Royal Netherlands Institute for Sea Research
Royal Netherlands
Institute for Sea Research

Seabird diets and population dynamics

The North Sea is extensively used for its fish supply and offshore energy sources. At the same time, the North Sea has significant ecological values. How sensitive are seabirds to changes in food supplies and their foraging habitat? At NIOZ we study diet and demography of Herring Gulls (Larus argentatus) and Lesser Black-backed Gulls (Larus fuscus). Within these generalist gulls, individuals are more or less specialised in what they eat: individuals can forage in marine habitats, in rural or in urban habitats. One of the main aims of this project is to unravel how these specialised individuals adapt to changes in North Sea habitat suitability due to windfarm construction, and changes in food supplies due to changes in fish stocks and the ban on discards. 

During the breeding period between April and August we collect data on reproduction and offspring growth rates in the breeding colony at Texel, and collect information on individual diets. We catch and colour ring gulls, and work with GPS tagged birds as well. We sort out diet samples in the lab and analyse food remains to the level of individual prey items, and analyse feather and blood samples of individual gulls for stable isotope signatures.

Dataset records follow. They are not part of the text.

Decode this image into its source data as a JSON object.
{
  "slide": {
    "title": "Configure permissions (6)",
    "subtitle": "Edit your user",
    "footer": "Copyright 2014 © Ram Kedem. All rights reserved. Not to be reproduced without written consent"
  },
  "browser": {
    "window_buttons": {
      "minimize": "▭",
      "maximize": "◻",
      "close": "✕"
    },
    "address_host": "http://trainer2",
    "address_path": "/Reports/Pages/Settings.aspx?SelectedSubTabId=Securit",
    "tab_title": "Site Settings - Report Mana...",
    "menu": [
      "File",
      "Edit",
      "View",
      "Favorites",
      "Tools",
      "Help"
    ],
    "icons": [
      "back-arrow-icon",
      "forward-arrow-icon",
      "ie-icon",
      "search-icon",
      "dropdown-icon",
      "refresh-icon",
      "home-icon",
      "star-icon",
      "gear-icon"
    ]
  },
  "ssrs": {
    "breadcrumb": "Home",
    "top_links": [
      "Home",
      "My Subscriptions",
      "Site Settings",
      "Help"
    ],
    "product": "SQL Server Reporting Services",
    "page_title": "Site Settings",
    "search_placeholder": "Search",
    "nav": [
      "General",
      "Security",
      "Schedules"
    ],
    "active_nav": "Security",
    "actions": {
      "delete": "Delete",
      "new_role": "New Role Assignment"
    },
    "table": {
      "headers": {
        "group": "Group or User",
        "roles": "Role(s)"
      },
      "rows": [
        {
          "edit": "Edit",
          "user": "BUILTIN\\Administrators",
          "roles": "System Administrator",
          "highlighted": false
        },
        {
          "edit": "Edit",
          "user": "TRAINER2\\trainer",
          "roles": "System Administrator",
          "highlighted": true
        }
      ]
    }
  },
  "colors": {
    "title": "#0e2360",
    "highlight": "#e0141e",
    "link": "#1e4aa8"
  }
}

Within the scope of ongoing research, various research questions can be thought of. Examples are: ‘Are diets repeatable within-year and between-year?’ ‘Do chick diets overlap with that of their parents?’ ‘Does growth and survival depend on diet?’ Depending on the period, the project can involve fieldwork and lab work. We will discuss particular interests with the students at the start of the project.

Requirements

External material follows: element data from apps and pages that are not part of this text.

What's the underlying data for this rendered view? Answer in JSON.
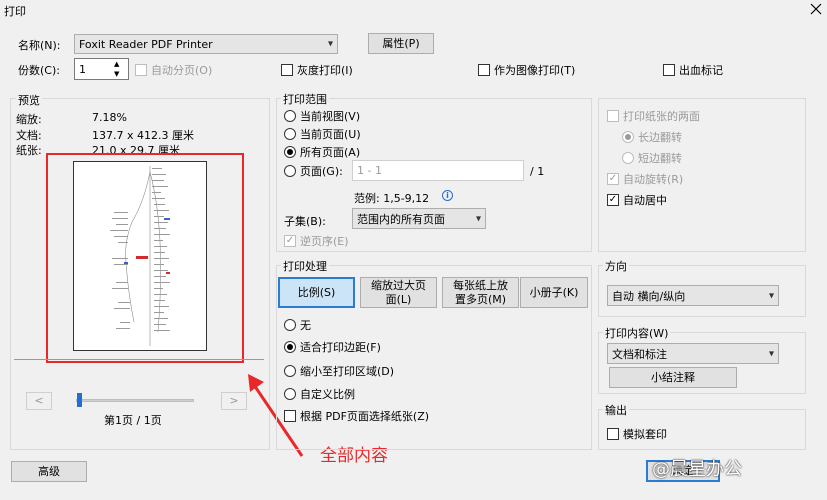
{
  "window": {
    "title": "打印",
    "close_icon": "close-icon"
  },
  "printer": {
    "name_label": "名称(N):",
    "name_value": "Foxit Reader PDF Printer",
    "properties_label": "属性(P)",
    "copies_label": "份数(C):",
    "copies_value": "1",
    "collate_label": "自动分页(O)",
    "grayscale_label": "灰度打印(I)",
    "print_as_image_label": "作为图像打印(T)",
    "bleed_marks_label": "出血标记"
  },
  "preview": {
    "title": "预览",
    "zoom_label": "缩放:",
    "zoom_value": "7.18%",
    "document_label": "文档:",
    "document_value": "137.7 x 412.3 厘米",
    "paper_label": "纸张:",
    "paper_value": "21.0 x 29.7 厘米",
    "prev_button": "<",
    "next_button": ">",
    "page_indicator": "第1页 / 1页"
  },
  "print_range": {
    "title": "打印范围",
    "current_view": "当前视图(V)",
    "current_page": "当前页面(U)",
    "all_pages": "所有页面(A)",
    "pages_label": "页面(G):",
    "pages_placeholder": "1 - 1",
    "pages_total": "/ 1",
    "example": "范例: 1,5-9,12",
    "subset_label": "子集(B):",
    "subset_value": "范围内的所有页面",
    "reverse_label": "逆页序(E)"
  },
  "duplex": {
    "both_sides": "打印纸张的两面",
    "long_edge": "长边翻转",
    "short_edge": "短边翻转",
    "auto_rotate": "自动旋转(R)",
    "auto_center": "自动居中"
  },
  "handling": {
    "title": "打印处理",
    "tabs": [
      "比例(S)",
      "缩放过大页面(L)",
      "每张纸上放置多页(M)",
      "小册子(K)"
    ],
    "none": "无",
    "fit_margins": "适合打印边距(F)",
    "shrink_area": "缩小至打印区域(D)",
    "custom_scale": "自定义比例",
    "choose_paper": "根据 PDF页面选择纸张(Z)"
  },
  "orientation": {
    "title": "方向",
    "value": "自动 横向/纵向"
  },
  "content": {
    "title": "打印内容(W)",
    "value": "文档和标注",
    "summarize_button": "小结注释"
  },
  "output": {
    "title": "输出",
    "simulate_overprint": "模拟套印"
  },
  "footer": {
    "advanced_button": "高级",
    "ok_button": "确定"
  },
  "annotation": {
    "text": "全部内容",
    "color": "#e8282b"
  },
  "watermark": {
    "text": "@晨星办公"
  }
}
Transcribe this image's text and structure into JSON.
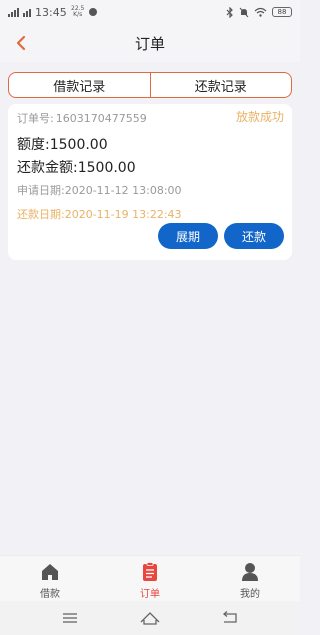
{
  "status_bar": {
    "time": "13:45",
    "net_speed": "22.5 K/s",
    "battery": "88"
  },
  "header": {
    "title": "订单"
  },
  "tabs": [
    {
      "label": "借款记录"
    },
    {
      "label": "还款记录"
    }
  ],
  "order": {
    "number_label": "订单号:",
    "number": "1603170477559",
    "status": "放款成功",
    "amount_label": "额度:",
    "amount": "1500.00",
    "repay_label": "还款金额:",
    "repay_amount": "1500.00",
    "apply_label": "申请日期:",
    "apply_date": "2020-11-12 13:08:00",
    "due_label": "还款日期:",
    "due_date": "2020-11-19 13:22:43",
    "extend_button": "展期",
    "repay_button": "还款"
  },
  "tabbar": [
    {
      "label": "借款",
      "icon": "home-icon",
      "active": false
    },
    {
      "label": "订单",
      "icon": "order-clipboard-icon",
      "active": true
    },
    {
      "label": "我的",
      "icon": "user-icon",
      "active": false
    }
  ],
  "colors": {
    "accent": "#e06a3f",
    "status": "#e9b266",
    "primary_button": "#1366c9",
    "active_tab": "#e8463f"
  }
}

We are looking for a motivated bachelor or master student who has great affinity with field- or lab work and data analysis. You must be prepared to work in some weekends as well if fieldwork is included in your project. Projects including fieldwork should start in April and preferably last at least six months. Other projects can start in Autumn or Winter and can be shorter. To know whether or not the project will be a good fit for the student, we would like to meet the student in person at NIOZ before the starting date.

More information & contact

For more information on the project, see: https://www.nioz.nl/en/expertise/wadden-delta-centre/data-tools/monitoring/wadden-barometer/wadden-barometer-breeding-birds. If you are interested in this project, please contact Dr. Rosemarie Kentie (rosemarie.kentie@nioz.nl) and Dr. Kees Camphuysen (kees.camphuysen@nioz.nl).